▶ **DESCRIPTION OF THE TASK**:
Among the entries that follow, some lines contain the word "author". Show all of them.

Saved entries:
----
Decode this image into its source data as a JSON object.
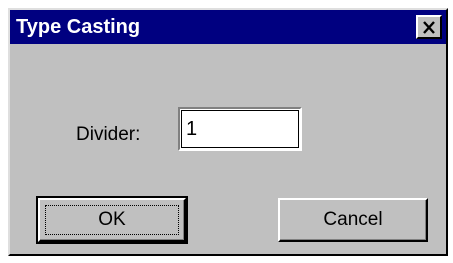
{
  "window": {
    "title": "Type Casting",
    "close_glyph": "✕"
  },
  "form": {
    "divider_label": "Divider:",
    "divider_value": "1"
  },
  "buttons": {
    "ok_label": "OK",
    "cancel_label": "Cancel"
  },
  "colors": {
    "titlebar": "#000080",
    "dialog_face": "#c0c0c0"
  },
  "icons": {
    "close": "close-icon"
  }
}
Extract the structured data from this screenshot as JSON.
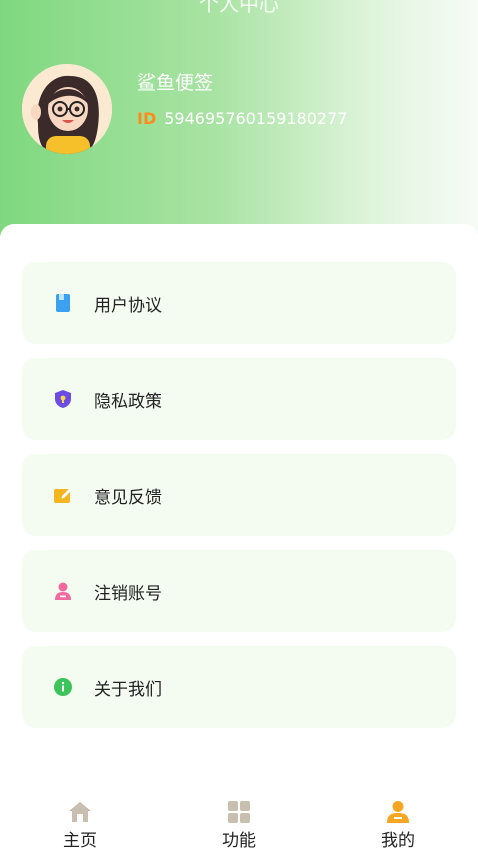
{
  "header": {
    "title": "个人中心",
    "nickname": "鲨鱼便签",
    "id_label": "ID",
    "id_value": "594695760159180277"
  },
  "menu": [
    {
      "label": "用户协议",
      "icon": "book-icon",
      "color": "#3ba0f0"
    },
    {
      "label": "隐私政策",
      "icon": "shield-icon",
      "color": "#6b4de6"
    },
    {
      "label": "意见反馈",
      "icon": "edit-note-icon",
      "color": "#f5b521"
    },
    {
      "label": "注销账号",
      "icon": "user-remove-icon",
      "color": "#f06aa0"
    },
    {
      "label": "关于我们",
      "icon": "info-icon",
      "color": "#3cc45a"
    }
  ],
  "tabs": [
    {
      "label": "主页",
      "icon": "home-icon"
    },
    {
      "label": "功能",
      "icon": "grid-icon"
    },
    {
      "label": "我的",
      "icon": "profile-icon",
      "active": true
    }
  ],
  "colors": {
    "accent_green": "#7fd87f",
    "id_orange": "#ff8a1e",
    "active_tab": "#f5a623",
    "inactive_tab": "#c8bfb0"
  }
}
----
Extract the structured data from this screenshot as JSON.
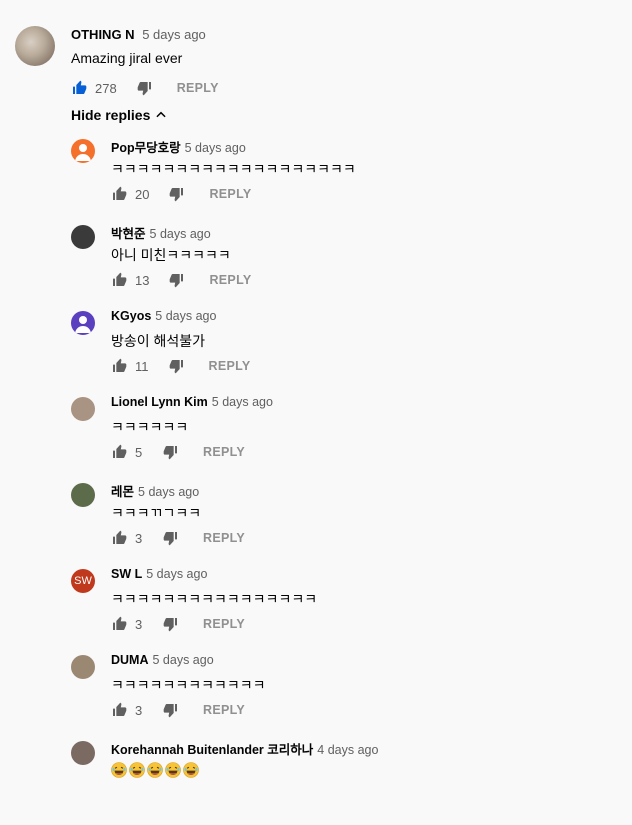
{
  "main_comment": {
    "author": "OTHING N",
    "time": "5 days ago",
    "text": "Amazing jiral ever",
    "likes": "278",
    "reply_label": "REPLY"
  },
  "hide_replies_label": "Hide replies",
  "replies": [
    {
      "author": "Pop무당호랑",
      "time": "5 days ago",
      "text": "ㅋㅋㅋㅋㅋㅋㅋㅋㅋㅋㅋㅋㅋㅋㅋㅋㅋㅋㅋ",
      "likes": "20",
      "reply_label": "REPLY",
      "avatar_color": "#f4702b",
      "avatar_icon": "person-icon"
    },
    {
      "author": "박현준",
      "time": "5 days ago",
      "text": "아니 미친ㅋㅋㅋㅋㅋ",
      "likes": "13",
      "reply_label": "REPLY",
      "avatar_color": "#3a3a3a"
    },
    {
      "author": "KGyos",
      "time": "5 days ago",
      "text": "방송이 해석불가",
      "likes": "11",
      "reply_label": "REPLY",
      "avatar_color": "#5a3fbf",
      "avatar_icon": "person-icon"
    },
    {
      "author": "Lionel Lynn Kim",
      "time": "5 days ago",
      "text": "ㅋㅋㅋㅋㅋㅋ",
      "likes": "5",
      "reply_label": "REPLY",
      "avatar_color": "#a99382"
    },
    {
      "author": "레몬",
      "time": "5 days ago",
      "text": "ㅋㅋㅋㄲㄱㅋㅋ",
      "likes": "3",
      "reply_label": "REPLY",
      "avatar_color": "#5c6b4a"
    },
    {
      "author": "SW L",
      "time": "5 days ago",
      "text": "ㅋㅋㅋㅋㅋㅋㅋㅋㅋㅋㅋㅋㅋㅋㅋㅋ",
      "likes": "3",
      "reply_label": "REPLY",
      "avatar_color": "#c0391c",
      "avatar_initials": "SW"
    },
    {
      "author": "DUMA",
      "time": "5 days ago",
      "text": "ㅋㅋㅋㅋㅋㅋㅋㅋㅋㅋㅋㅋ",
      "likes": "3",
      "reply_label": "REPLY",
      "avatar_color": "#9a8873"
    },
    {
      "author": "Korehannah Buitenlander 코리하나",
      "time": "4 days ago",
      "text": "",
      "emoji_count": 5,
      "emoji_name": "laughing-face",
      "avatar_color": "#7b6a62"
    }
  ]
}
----
▶ **TASK ANSWER**:
    "author": "OTHING N",
      "author": "Pop무당호랑",
      "author": "박현준",
      "author": "KGyos",
      "author": "Lionel Lynn Kim",
      "author": "레몬",
      "author": "SW L",
      "author": "DUMA",
      "author": "Korehannah Buitenlander 코리하나",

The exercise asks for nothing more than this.